It matters not how straight the gate,
How charged with punishments the scroll,
I am the master of my fate,
I am the captain of my soul.
—become the lines "The master of my destiny" and "Oh, what unhappy twist of fate" in Witham's poem. Witham even recycles Henley's "straight gate" and turns it into "my gate." Here, then, is the opening of "Stray Cat":
   Oh, what unhappy twist of fate
Has brought you, homeless to my gate?
   The gate where once another stood
To beg for shelter, warmth and food.
   For from that day I ceased to be
      The master of my destiny.
In Heart Beats: Everyday Life and the Memorized Poem, Catherine Robson argues that "those who learn a work by heart and recite it frequently come to feel that it belongs to them, not the author of its being, or, even further, that it actually speaks for them." Moreover, in her Afterword, which studies the recitation and memorization of "Invictus" in particular, Robson claims that "at every turn 'Invictus' offers reciters an open opportunity to understand its expressions not as the contingent utterances of somebody else in a particular historical moment or geographical site, but rather as entirely personal to themselves in their own time of trial."

Witham's "Stray Cat" certainly offers one more piece of evidence for the far-reaching legacy of the memorized poem in popular culture, but "Stray Cat" extends the legacy that Robson maps in compelling ways, suggesting there might be a history of how the memorized poem has led to the creation of new poems as well. Indeed, Witham doesn't let "Invictus" speak for her but creates a companion poem to it through which she herself can speak. In other words, the probable memorization of "Invictus" has become a doorway to Authorship for Witham, and some of the very traits of "Stray Cat" that might be turn-offs for some literary critics ("twist of fate," "master of my destiny," etc.) are the product not of Witham's inability to use language, or some other deficiency on her part, but, rather, the product of her relationship to Henley's poem and her experience learning in an education system that told her that poems like Henley's were valuable enough to learn by heart.

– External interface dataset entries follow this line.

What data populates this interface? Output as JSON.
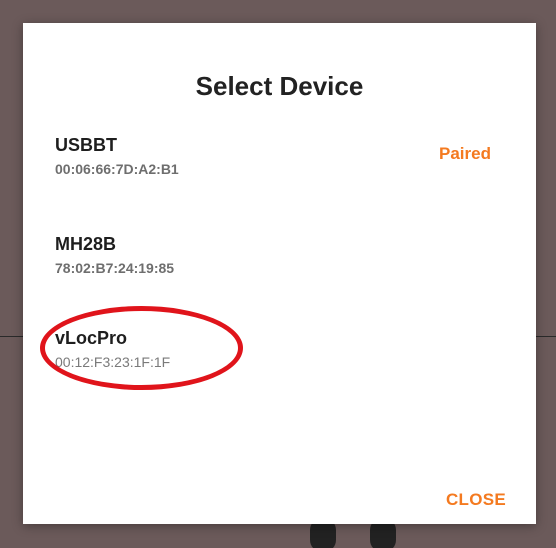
{
  "dialog": {
    "title": "Select Device",
    "devices": [
      {
        "name": "USBBT",
        "address": "00:06:66:7D:A2:B1",
        "status": "Paired"
      },
      {
        "name": "MH28B",
        "address": "78:02:B7:24:19:85",
        "status": ""
      },
      {
        "name": "vLocPro",
        "address": "00:12:F3:23:1F:1F",
        "status": ""
      }
    ],
    "close_label": "CLOSE"
  },
  "colors": {
    "accent": "#f47a20",
    "annotation": "#e0141b",
    "backdrop": "#6b5a5a"
  }
}
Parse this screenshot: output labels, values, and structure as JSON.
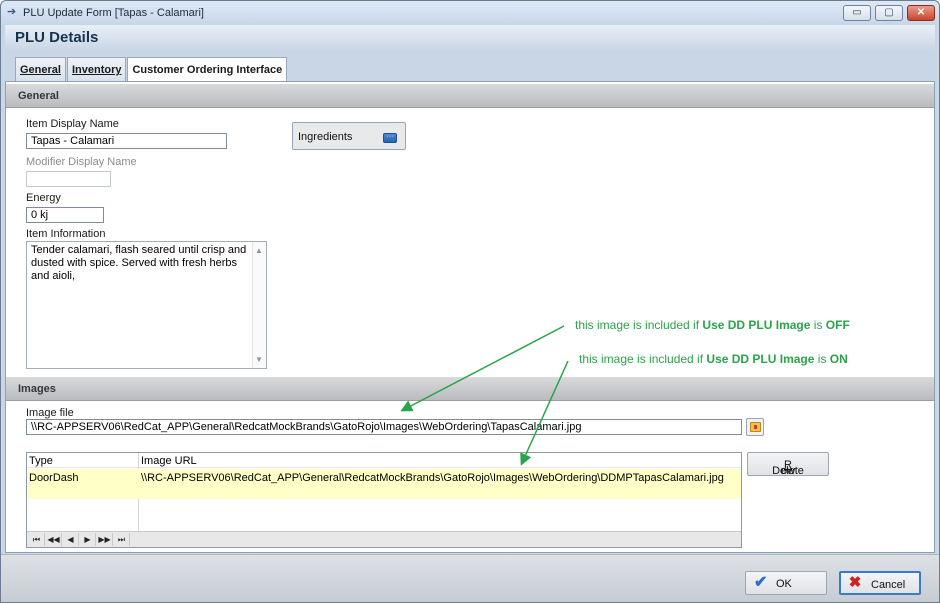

Thus, the "badness" or the "goodness" of "Stray Cat" is not Witham's goodness or badness alone. It is also Henley's goodness or badness. And it is also the goodness or badness of the education system where Witham learned it—or perhaps where she was even forced to memorize it and thus understand it as a valuable poem to know and on which to model her own poems. That is, just as it takes a village to raise a child (or a cat), it also takes a village to produce a poem. Rather than keep those poems outside the gates of critical understanding, we here at P&PC prefer to side with the ethical poetics that Witham herself metaphorizes at the end of "Stray Cat": "Well...don't just stand there...come on in!"